Howard Walker reports on the latest wins for Jamaica at the 17th IAAF World Athletics Championships in Qatar: “Shelly leads team to sprint relay gold; Ricketts claims silver in triple jump.” Here are excerpts from the Jamaica Observer:
Shelly-Ann Fraser-Pryce secured her second gold medal as Jamaica won the women’s 4x100m relay, while Shanieka Ricketts secured a silver in the triple jump on the penultimate day of the 17th edition of the IAAF World Athletics Championships yesterday. Jamaica’s medal tally now stands at nine, inclusive of three gold, four silver, and two bronze to be third in the table behind the United States of America with 11 gold and a total of 25 medals, and Kenya in second with four gold and a total of eight medals. China are fourth with nine medals, including three gold. It was a magnificent display from the quartet of Natalliah White, Fraser-Pryce, Jonielle Smith, and Shericka Jackson as they sped to a world-leading 41.44 seconds, which was just outside the national record of 41.07 seconds, which is also the championships record set in 2015.
To put that into perspective, Jamaica achieved that feat without the injured double Olympic champion Elaine Thompson, and young upstart Briana Williams, who were first and third at the National Championships in July. Great Britain were second in a season’s best 41.85 seconds, with the USA third with 42.10 seconds, and Switzerland setting a new national record in fourth with 42.18 seconds.
Jamaica got a splendid start from White to Fraser-Pryce, who motored down the backstretch and gave Smith the lead which she held before releasing the 400m bronze medallist Jackson, who powered away to victory in impressive fashion. Fraser-Pryce, who ran a splendid second leg, said the depth in Jamaica’s team was remarkable. “I am really excited for team Jamaica and our ladies and the depth that we have in our ladies and it speaks volume, especially going into 2020,” Fraser-Price said.
[. . .] The quarter-miler Fraser-Pryce was referring to is Jackson, who won bronze in the 400m in 49.47 seconds, but has a personal best of 11.13 seconds over 100m and is no slouch. She relished the opportunity. Jackson, who is looking forward to the 4×400 final and a possible third medal today, said she was certainly not nervous after being given the responsibility to take the team home. [. . .] Bring them home Jackson did, but it was White who gave the team a brilliant start that set the team in motion for victory. “I wasn’t focused on anyone, the aim was to just get the baton around and I gave it my all because I was fit, I was ready, I was hungry, and I think all of us were hungry and we did pretty good,” said White. [. . .] Smith, who ran a superb curve on the third leg and held onto Jackson’s hand to guarantee a safe baton exchange, was ecstatic for her first gold at this level. [. . .]

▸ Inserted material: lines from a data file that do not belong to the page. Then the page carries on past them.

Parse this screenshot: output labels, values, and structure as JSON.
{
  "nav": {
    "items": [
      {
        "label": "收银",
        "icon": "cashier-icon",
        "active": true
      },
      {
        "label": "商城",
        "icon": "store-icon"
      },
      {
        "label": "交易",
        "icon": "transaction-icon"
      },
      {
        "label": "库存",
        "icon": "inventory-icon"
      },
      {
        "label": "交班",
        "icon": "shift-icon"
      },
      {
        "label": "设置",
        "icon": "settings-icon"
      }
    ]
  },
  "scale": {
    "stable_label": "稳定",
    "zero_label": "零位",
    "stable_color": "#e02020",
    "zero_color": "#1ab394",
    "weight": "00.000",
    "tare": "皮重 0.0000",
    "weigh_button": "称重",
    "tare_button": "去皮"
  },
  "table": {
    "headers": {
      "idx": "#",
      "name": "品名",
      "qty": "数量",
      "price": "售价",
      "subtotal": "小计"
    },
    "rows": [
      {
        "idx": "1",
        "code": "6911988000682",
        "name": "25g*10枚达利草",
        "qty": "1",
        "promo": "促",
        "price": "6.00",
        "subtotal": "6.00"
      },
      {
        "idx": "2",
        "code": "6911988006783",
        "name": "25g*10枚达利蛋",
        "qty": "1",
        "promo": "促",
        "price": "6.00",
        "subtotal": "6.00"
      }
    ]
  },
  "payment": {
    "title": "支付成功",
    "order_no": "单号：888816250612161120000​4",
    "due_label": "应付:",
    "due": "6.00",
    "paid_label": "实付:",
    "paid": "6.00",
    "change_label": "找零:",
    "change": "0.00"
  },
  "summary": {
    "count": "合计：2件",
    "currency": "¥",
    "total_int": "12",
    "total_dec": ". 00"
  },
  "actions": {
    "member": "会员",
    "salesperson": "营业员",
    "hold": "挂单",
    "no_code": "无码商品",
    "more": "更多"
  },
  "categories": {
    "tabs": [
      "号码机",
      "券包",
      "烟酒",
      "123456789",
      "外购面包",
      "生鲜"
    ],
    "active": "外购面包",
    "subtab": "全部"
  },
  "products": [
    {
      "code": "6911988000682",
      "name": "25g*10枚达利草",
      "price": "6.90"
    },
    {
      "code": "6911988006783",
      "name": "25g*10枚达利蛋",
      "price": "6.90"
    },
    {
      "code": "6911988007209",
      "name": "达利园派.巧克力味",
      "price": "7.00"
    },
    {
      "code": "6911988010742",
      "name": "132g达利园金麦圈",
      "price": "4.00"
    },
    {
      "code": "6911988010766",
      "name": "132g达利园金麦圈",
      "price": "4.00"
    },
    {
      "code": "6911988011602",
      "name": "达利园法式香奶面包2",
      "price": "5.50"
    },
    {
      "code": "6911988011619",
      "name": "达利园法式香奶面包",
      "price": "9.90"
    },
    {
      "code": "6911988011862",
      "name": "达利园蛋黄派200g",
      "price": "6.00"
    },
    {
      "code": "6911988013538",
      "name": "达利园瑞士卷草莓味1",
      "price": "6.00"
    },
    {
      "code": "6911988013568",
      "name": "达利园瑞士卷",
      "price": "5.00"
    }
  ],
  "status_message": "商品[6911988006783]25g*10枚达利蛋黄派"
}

Earlier, both Jamaica’s 4x400m relay teams won their heats and advanced to today’s final. First up were the ladies and without 400m bronze medallist Shericka Jackson, the quartet of Roniesha McGregor, Anastasia LeRoy, Tiffany James and Stephenie Ann McPherson, ran a then world-leading 3:23.64 minutes. McGregor gave Jamaica a steady start and handed over a close second to LeRoy, who ran a splendid, yet difficult second leg to hand James a two-metre lead and she held that advantage and gave McPherson a marginal lead, but the 400m finalist showed why she is a top-eight runner in the world and sprinted away for a six-metre win. Poland were second with 3:25.78 minutes, and Canada finished third with 3:25.86 minutes.
Jamaica’s World-leading mark was quickly erased in the following heat as the Americans ran 3: 22.96 minutes and enter the final with the fastest time. [. . .]
Jamaica’s men won in 3:00.76 minutes just ahead of Belgium in 3:00.87 minutes. Trinidad and Tobago were third in 3:01.35 minutes. Akeem Bloomfield got Jamaica on the way and handed over the baton a close second, but Nathon Allen ran a wonderful second leg and gave Jamaica a three-metre lead in which Terry Thomas held that advantage and gave Javon Francis the lead which did well to repel the late surge of Kevin Borlee of Belgium, who looked to have something in store when he pulled up on Francis’s shoulder.
Jamaica enter the final with the second fastest time behind the Americans, who won heat one in 2:59.89 minutes. Colombia, with the improving Anthony Zambrano on anchor, closed well for second in 3:01.06 minutes and will be the fourth fastest into the final.